The late great Robin Williams belongs on the comedy Mount Rushmore. He is a legend for his stand-up comedy alone, and many of his films are instant classics. Some, however, have slipped through the cracks but are worth revisiting. Cadillac Man is an underrated dark comedy that was made between two better-known Williams dramas: Dead Poets Society and The Fisher King. Williams plays a car salesman who has reached the end of his rope personally and professionally. He has to sell twelve cars in two days to keep his job, his daughter is missing, his ex-wife is demanding alimony payments, his two girlfriends are constantly on his case, and he owes a sizable debt to a local mob boss. This maelstrom comes to a head one fateful day when a depressed madman (played by Tim Robbins) comes in wielding an assault rifle and takes the dealership hostage. The scenes with Williams and Robbins together are electric as the car salesman talks the hostage taker out of his course of action. There has never been an actor with the same combination of good-hearted, manically effusive charm and Williams is at the height of his powers in this movie.
The Chosen One
The Chosen One is another film that didn’t really make waves when it was released but is well worth a second look. Rob Schneider plays one of the best used car dealers in his region and is in the depths of a mid-life crisis. His dreams are consistently interrupted by visions of a native tribe deep in the mountains of Colombia and he is compelled to find their meaning. He learns that he is, in fact, the chosen one, meant to save humanity. The film was improperly marketed as a comedy when it’s really a drama.
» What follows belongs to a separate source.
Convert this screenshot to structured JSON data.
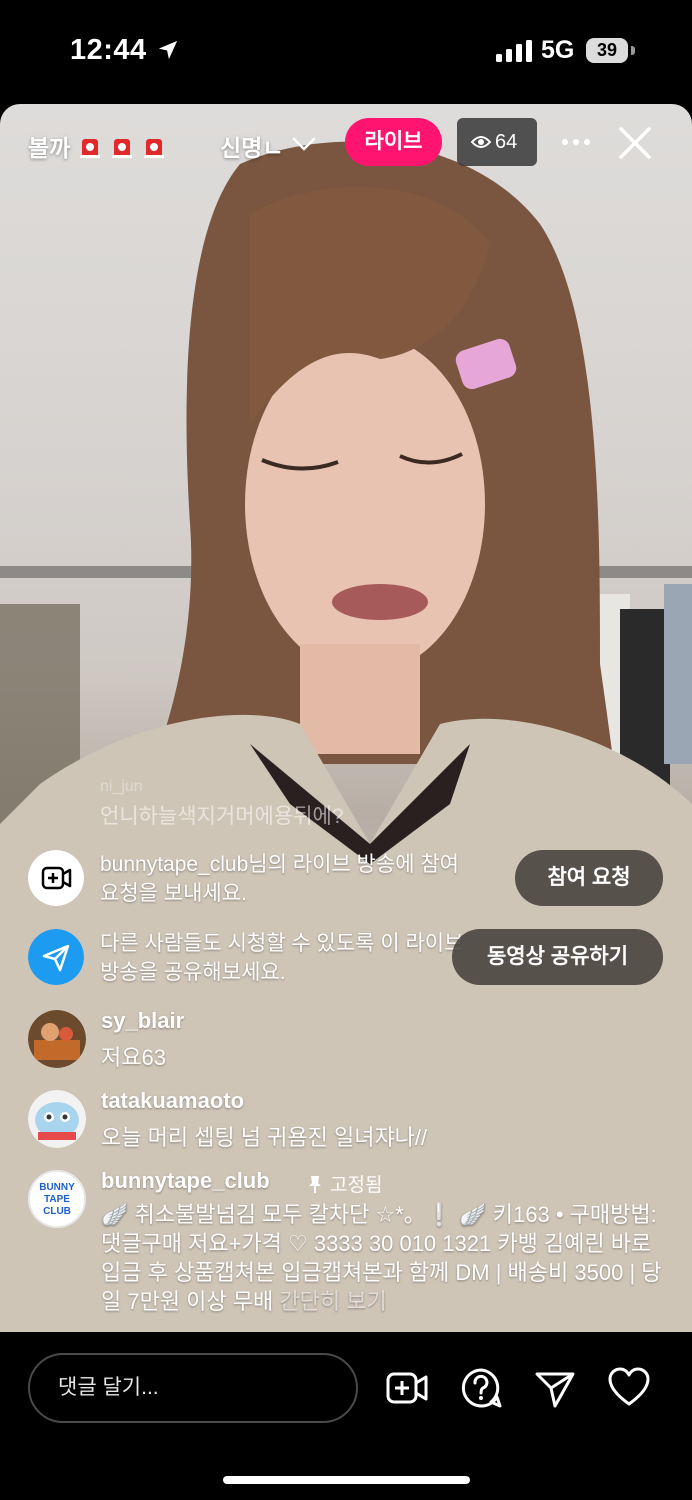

Rob Schneider, usually known for slapstick gags, actually gives a strong (and uncharacteristically restrained) performance as the titular chosen one and the always-on-point Steve Buscemi provides counterweight as Schneider’s brother, a Buddhist monk returning home who, although ‘enlightened’, has lingering sibling rivalry issues.
Unlike the other two on this list who are likable, though deeply flawed characters, Bill Paxton’s character in True Lies is the ultimate sleaze. He pretends to be a spy to hit on women, and when Arnold (a real spy) goes undercover to buy a car, Paxton busts out an all-time great cheesy sales line, “Hey… because it’s you,” complete with finger guns and a wink.